** Materials provided follows **
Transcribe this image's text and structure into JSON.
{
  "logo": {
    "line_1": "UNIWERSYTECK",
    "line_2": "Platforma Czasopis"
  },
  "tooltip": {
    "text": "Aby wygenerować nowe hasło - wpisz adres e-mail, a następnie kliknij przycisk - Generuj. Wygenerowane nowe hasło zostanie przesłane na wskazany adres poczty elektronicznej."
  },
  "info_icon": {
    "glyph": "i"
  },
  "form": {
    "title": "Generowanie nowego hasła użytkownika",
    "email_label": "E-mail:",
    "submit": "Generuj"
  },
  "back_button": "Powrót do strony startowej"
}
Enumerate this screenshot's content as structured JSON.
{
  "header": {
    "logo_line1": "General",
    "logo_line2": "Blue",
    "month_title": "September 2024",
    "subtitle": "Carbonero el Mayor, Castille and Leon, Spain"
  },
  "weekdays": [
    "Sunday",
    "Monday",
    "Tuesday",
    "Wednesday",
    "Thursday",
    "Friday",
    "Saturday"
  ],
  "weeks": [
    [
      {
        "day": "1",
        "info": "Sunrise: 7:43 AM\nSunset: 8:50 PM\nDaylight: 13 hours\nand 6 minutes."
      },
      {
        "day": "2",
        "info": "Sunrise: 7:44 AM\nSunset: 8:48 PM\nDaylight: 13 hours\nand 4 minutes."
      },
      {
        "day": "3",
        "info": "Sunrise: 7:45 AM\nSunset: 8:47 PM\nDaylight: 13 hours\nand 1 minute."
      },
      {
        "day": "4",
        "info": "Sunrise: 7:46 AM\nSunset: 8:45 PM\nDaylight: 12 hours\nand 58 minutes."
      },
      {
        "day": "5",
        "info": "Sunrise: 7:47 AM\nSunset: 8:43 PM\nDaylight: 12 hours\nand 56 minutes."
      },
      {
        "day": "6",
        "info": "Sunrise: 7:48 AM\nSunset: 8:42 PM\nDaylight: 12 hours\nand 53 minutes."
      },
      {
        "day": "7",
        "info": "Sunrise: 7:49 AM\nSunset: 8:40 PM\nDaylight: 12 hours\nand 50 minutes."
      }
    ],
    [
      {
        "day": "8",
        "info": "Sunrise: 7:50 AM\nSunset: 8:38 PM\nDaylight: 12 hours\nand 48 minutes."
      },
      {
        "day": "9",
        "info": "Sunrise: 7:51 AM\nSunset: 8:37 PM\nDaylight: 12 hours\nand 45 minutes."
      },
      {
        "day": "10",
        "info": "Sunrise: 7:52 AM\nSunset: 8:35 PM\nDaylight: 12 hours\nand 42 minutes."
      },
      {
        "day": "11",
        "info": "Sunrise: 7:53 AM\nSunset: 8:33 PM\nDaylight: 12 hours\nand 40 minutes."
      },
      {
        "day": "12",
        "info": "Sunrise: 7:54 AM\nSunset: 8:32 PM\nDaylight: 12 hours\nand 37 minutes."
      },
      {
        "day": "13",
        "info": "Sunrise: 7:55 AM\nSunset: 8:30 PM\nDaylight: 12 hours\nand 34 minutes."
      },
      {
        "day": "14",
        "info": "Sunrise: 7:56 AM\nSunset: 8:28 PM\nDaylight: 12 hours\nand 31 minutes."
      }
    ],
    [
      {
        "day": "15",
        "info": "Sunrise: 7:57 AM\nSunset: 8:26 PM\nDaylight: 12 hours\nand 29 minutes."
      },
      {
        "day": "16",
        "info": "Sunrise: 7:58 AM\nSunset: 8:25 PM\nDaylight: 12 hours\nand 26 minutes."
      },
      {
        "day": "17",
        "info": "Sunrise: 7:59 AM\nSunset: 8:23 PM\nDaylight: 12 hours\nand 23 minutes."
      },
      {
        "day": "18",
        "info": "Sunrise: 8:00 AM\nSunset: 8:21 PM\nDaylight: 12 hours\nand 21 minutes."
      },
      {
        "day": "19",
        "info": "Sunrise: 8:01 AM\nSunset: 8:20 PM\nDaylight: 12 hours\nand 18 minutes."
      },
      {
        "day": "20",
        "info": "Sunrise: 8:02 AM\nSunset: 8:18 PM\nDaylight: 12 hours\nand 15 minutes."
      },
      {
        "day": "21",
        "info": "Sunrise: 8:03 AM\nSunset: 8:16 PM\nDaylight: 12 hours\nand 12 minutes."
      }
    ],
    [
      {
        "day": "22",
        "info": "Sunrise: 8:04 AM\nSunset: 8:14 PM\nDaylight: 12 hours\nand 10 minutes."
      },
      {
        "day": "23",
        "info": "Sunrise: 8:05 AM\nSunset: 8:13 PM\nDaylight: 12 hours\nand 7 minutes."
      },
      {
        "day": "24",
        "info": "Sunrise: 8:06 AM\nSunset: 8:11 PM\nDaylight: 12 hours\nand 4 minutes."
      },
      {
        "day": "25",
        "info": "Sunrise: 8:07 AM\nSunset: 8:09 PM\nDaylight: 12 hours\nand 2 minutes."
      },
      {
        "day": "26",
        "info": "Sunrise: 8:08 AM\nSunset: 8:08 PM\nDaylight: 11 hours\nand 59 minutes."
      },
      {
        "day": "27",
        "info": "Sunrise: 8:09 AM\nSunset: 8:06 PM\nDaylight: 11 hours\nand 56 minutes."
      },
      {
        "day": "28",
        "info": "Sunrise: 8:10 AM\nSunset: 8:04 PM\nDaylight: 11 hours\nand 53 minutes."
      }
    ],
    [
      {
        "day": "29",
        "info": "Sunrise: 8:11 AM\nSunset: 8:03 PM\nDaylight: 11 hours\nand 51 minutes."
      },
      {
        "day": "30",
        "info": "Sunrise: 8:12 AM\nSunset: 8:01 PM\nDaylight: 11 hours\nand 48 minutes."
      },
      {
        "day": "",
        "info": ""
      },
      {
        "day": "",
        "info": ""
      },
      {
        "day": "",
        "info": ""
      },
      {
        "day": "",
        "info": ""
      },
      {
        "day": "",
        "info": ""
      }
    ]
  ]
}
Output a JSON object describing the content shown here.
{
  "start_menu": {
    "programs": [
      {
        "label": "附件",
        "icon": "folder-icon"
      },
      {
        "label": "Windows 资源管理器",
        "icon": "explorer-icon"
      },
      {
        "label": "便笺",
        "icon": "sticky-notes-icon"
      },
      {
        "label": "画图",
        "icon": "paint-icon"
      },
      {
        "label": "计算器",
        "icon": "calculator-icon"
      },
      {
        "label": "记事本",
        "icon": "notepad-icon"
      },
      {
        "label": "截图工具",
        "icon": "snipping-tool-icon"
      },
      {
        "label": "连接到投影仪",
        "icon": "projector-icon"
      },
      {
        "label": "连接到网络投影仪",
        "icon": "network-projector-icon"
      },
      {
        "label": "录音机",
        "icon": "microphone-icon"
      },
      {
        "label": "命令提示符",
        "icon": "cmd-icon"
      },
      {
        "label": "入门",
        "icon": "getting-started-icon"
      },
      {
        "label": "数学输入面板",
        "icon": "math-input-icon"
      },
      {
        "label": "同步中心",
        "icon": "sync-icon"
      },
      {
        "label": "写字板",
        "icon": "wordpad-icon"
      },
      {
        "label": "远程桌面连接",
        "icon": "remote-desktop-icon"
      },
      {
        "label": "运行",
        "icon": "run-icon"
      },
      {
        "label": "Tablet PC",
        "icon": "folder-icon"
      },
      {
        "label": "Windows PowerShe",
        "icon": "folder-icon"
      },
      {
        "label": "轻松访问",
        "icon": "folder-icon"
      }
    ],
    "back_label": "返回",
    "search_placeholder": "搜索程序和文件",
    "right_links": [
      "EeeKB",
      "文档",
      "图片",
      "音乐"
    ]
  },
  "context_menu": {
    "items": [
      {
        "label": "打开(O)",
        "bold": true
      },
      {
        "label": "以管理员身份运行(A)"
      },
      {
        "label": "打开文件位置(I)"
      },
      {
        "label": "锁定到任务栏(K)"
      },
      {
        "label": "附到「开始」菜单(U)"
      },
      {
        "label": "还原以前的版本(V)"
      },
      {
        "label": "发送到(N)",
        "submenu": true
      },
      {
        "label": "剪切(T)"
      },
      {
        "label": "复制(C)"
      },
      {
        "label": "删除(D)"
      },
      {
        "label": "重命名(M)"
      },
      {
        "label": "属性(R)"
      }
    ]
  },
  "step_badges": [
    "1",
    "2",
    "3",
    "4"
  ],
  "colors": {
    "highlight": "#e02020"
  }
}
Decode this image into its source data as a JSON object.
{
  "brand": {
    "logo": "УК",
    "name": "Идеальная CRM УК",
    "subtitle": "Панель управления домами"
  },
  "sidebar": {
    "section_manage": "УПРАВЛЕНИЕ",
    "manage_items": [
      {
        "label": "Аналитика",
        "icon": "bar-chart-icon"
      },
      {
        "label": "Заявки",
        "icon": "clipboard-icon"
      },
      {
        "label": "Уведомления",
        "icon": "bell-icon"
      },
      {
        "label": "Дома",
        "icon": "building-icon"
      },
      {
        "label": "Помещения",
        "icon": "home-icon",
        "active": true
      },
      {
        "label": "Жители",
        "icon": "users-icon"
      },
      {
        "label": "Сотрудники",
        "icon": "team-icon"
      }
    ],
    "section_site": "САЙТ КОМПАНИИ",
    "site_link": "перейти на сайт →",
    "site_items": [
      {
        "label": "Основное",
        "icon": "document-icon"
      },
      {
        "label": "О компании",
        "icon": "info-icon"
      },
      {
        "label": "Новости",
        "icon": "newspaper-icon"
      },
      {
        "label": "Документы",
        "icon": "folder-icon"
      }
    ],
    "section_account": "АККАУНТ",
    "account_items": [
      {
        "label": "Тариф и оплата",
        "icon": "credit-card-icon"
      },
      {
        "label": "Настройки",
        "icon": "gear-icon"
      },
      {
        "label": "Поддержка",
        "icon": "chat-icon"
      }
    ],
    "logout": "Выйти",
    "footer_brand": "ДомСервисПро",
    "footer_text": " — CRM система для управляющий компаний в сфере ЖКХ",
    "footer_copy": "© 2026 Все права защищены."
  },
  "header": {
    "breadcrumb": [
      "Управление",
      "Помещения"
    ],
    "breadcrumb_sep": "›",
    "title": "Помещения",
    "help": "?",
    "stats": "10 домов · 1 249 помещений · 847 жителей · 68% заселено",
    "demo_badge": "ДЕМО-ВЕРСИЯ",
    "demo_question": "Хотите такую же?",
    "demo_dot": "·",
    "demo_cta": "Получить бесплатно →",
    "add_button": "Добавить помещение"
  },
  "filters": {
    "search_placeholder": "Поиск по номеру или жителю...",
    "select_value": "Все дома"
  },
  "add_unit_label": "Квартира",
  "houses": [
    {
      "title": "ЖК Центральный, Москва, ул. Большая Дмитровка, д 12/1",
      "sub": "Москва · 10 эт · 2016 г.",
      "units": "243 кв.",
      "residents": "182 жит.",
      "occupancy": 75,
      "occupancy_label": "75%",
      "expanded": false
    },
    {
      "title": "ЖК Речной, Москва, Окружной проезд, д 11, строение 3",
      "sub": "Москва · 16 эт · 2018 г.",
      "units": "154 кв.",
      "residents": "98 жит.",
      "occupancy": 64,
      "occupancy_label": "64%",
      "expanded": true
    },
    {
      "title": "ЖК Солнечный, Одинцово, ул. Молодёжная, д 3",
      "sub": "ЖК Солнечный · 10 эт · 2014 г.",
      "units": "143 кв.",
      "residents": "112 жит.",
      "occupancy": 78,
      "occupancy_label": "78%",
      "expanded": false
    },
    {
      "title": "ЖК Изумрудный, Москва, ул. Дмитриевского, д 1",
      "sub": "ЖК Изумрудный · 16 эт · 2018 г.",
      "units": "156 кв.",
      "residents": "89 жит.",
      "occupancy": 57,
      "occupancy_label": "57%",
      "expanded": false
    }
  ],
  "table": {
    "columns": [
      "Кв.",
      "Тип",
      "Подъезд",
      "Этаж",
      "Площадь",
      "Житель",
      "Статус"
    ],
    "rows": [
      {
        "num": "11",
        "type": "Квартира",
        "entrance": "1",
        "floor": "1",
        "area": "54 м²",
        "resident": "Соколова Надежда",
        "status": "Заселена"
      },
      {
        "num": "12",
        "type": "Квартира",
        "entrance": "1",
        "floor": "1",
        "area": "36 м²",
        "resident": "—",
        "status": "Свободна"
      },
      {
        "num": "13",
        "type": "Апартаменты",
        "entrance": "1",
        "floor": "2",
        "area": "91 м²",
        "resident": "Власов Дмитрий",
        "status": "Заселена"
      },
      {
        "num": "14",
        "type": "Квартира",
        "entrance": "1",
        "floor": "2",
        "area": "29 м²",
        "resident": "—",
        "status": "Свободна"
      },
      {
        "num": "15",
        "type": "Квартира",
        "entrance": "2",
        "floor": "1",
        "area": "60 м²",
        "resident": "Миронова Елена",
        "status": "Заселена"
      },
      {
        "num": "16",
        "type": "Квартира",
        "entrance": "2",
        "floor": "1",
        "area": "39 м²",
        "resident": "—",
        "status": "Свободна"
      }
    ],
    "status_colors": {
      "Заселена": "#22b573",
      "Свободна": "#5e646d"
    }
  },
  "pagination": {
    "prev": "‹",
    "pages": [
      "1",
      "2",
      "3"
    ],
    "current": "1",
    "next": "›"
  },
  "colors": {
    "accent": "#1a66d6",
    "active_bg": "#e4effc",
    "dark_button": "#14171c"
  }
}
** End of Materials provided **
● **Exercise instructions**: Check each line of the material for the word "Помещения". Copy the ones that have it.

● **Written solution**:
        "label": "Помещения",
      "Помещения"
    "title": "Помещения",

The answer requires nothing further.